Yet a cursory look through the non-expert and oftentimes even the specialized literature will reveal a certainty about the importance of AGN feedback that is surprising given the conclusively inconclusive evidence at hand. A number of very successful cosmological simulations keep inserting by hand sub-grid recipes emulating the presumed effects of AGN feedback. Similarly, observers keep looking for AGN outflows, interpreting their presence as the manifestation of AGN feedback. Despite our increasingly nuanced understanding of AGN outflows, our handle on their energetics is still remarkably poor (see the Perspective by Chris Harrison et al.), our understanding of how different phases of the interstellar gas participate in these outflows is limited (see the Comment by Claudia Cicone et al.), their power source is under debate (see the Comment by Dominika Wylezalek and Raffaella Morganti) and their effects on their host galaxies are far from being settled (see the Comment by Giovanni Cresci and Roberto Maiolino).
In the extremely pluralistic field of AGN feedback — a pluralism facilitated by a recent boom in spectroscopic observational facilities that allow us to perform spatially resolved spectroscopy — it is all the more crucial that we stop, take stock, regroup and perhaps cast the problem of AGN feedback in a different light. ‘The reality and myths of AGN feedback’ workshop at the Lorentz Center (see the Meeting Report by Bernd Husemann and Chris Harrison) was one such effort to bring together experts on the topic to try and make sense of the disparate evidence at hand.
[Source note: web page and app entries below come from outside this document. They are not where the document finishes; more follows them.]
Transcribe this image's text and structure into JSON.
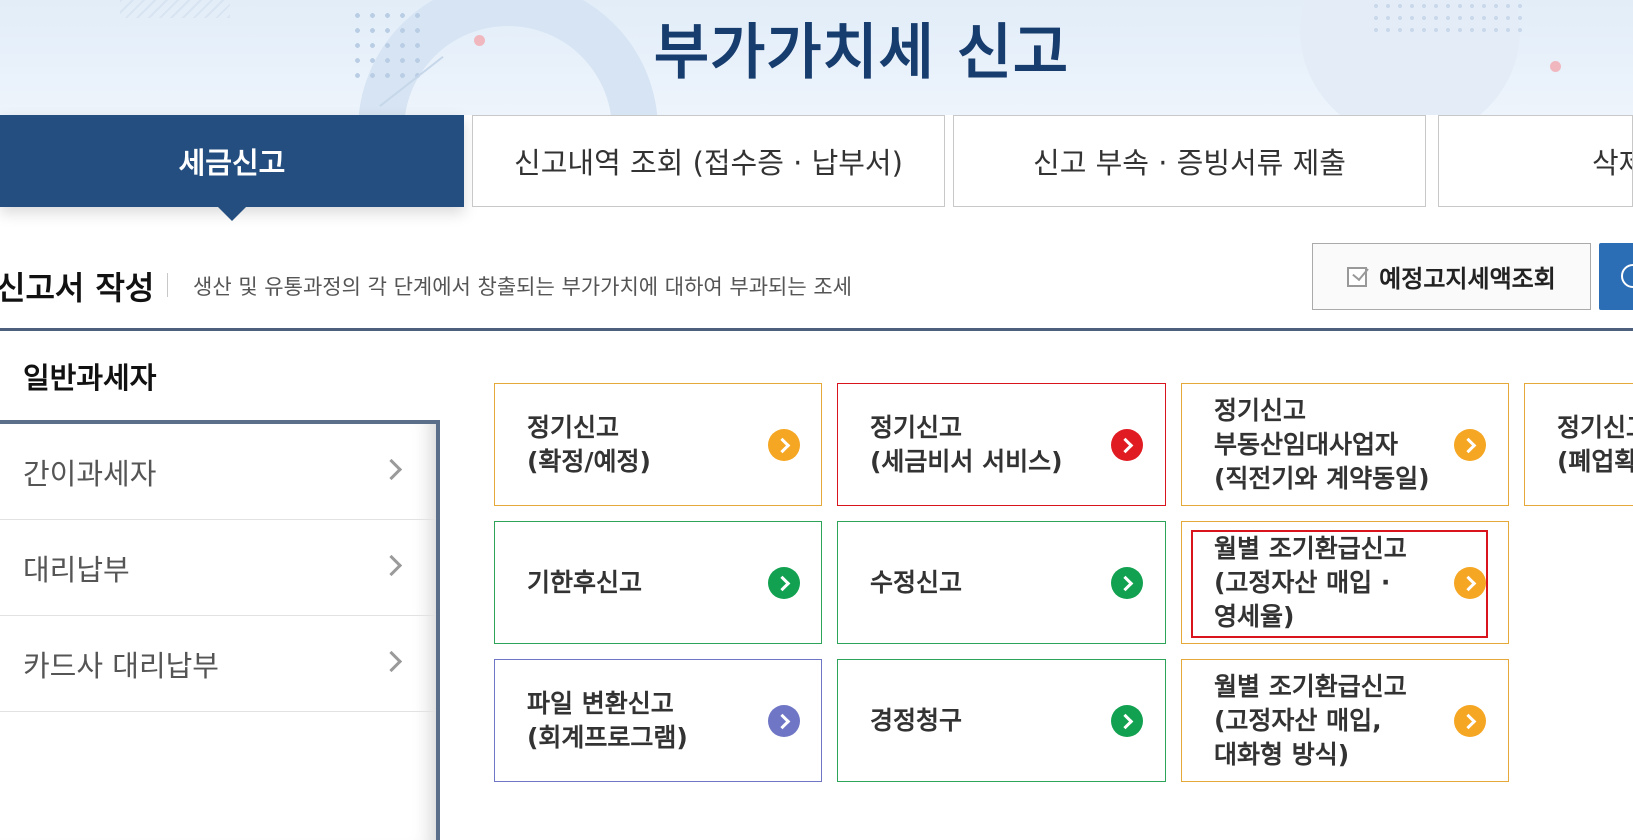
{
  "page": {
    "title": "부가가치세 신고"
  },
  "tabs": [
    {
      "label": "세금신고",
      "active": true
    },
    {
      "label": "신고내역 조회 (접수증 · 납부서)",
      "active": false
    },
    {
      "label": "신고 부속 · 증빙서류 제출",
      "active": false
    },
    {
      "label": "삭제",
      "active": false
    }
  ],
  "section": {
    "title": "신고서 작성",
    "description": "생산 및 유통과정의 각 단계에서 창출되는 부가가치에 대하여 부과되는 조세",
    "lookup_button": "예정고지세액조회"
  },
  "side_menu": {
    "current": "일반과세자",
    "items": [
      {
        "label": "간이과세자"
      },
      {
        "label": "대리납부"
      },
      {
        "label": "카드사 대리납부"
      }
    ]
  },
  "cards": [
    {
      "label": "정기신고\n(확정/예정)",
      "border_color": "#e5a93a",
      "arrow_color": "#f5a623"
    },
    {
      "label": "정기신고\n(세금비서 서비스)",
      "border_color": "#d9141d",
      "arrow_color": "#e11b22"
    },
    {
      "label": "정기신고\n부동산임대사업자\n(직전기와 계약동일)",
      "border_color": "#e5a93a",
      "arrow_color": "#f5a623"
    },
    {
      "label": "정기신고\n(폐업확정)",
      "border_color": "#e5a93a",
      "arrow_color": "#f5a623"
    },
    {
      "label": "기한후신고",
      "border_color": "#2ea35a",
      "arrow_color": "#12a150"
    },
    {
      "label": "수정신고",
      "border_color": "#2ea35a",
      "arrow_color": "#12a150"
    },
    {
      "label": "월별 조기환급신고\n(고정자산 매입 ·\n영세율)",
      "border_color": "#e5a93a",
      "arrow_color": "#f5a623"
    },
    {
      "label": "파일 변환신고\n(회계프로그램)",
      "border_color": "#6f76c5",
      "arrow_color": "#6f76c5"
    },
    {
      "label": "경정청구",
      "border_color": "#2ea35a",
      "arrow_color": "#12a150"
    },
    {
      "label": "월별 조기환급신고\n(고정자산 매입,\n대화형 방식)",
      "border_color": "#e5a93a",
      "arrow_color": "#f5a623"
    }
  ]
}
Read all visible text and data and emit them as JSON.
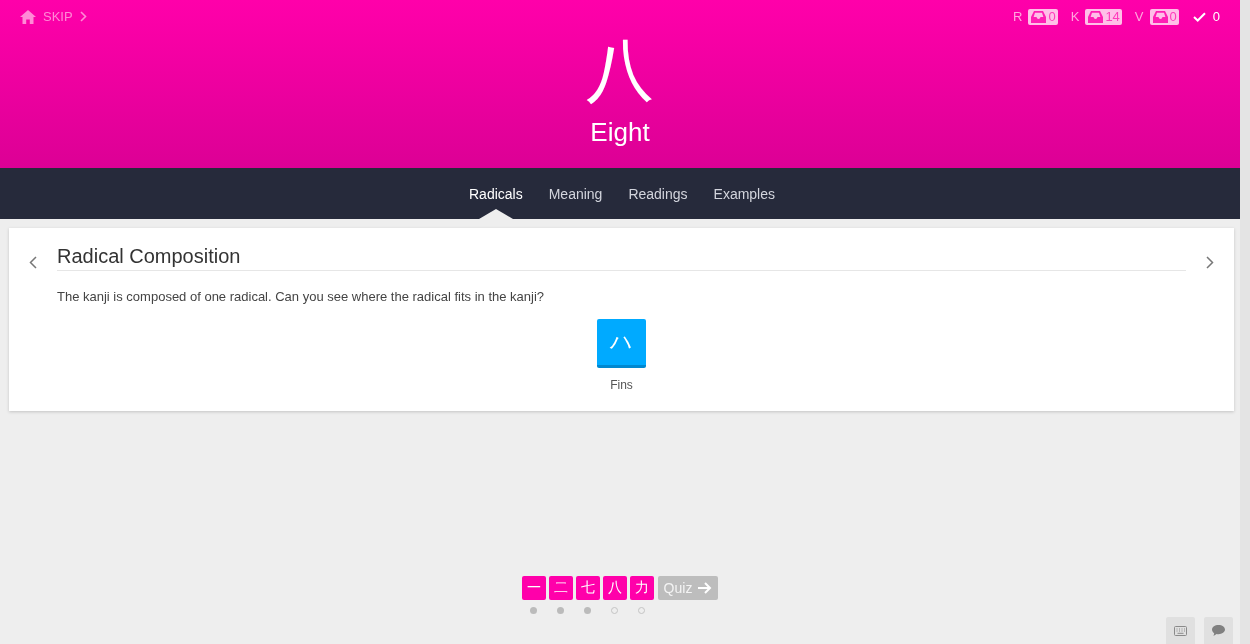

This focus issue reflects the discussions that took place at that meeting. The take away message? AGN feedback is dead. Long live AGN feedback!